Go through the data below and return each line where the string "JSON" occurs.

┄┄┄┄┄┄┄┄┄┄┄┄┄┄┄┄┄┄┄┄

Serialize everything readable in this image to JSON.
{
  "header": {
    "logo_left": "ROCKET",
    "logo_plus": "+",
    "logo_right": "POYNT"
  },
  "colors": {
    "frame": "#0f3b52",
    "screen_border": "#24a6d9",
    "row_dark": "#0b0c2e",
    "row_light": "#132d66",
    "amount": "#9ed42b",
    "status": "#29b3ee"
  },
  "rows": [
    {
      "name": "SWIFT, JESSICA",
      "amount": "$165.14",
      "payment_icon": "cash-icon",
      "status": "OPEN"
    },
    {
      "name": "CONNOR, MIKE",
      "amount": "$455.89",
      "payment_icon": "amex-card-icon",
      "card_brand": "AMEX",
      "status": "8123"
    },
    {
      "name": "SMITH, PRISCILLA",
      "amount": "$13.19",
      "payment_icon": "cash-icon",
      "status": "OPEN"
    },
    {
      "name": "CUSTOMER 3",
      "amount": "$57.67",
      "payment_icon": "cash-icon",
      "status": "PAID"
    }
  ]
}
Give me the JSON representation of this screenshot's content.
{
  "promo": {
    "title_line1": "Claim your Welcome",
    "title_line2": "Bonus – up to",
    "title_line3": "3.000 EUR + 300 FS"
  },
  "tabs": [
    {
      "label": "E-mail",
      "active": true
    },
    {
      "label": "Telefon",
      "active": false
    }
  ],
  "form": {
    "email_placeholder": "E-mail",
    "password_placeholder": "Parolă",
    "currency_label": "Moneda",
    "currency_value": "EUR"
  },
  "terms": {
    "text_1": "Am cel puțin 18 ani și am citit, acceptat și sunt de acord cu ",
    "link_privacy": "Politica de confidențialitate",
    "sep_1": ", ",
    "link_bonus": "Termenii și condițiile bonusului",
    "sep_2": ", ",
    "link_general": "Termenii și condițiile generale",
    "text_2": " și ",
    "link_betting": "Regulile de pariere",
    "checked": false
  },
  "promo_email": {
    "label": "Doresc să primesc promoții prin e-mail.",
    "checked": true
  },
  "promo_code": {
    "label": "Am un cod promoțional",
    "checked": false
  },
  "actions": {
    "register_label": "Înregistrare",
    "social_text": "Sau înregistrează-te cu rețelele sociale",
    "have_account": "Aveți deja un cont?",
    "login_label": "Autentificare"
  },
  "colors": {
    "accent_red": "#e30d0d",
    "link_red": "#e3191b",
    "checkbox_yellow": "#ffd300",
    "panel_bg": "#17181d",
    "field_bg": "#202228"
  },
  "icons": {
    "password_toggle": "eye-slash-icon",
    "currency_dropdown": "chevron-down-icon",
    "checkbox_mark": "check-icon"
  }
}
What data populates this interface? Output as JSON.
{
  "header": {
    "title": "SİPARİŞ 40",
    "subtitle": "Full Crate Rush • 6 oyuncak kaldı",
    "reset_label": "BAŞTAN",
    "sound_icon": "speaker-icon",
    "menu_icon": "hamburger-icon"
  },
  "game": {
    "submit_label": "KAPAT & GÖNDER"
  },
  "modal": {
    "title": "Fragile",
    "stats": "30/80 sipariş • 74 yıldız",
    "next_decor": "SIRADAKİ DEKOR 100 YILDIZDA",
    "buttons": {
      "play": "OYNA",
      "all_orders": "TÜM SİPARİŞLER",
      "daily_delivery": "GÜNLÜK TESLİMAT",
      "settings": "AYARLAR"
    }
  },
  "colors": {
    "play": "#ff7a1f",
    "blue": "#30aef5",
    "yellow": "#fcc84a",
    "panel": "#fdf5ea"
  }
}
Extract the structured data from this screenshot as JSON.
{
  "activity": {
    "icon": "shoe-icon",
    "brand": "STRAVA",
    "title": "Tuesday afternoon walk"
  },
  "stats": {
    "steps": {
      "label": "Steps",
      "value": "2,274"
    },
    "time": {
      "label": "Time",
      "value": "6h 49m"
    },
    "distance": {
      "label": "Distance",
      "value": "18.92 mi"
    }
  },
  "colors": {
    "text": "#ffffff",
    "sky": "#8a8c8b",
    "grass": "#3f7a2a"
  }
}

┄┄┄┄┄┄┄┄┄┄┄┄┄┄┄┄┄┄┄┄

FINAL ANSWER:
Serialize everything readable in this image to JSON.
Give me the JSON representation of this screenshot's content.
What data populates this interface? Output as JSON.
Extract the structured data from this screenshot as JSON.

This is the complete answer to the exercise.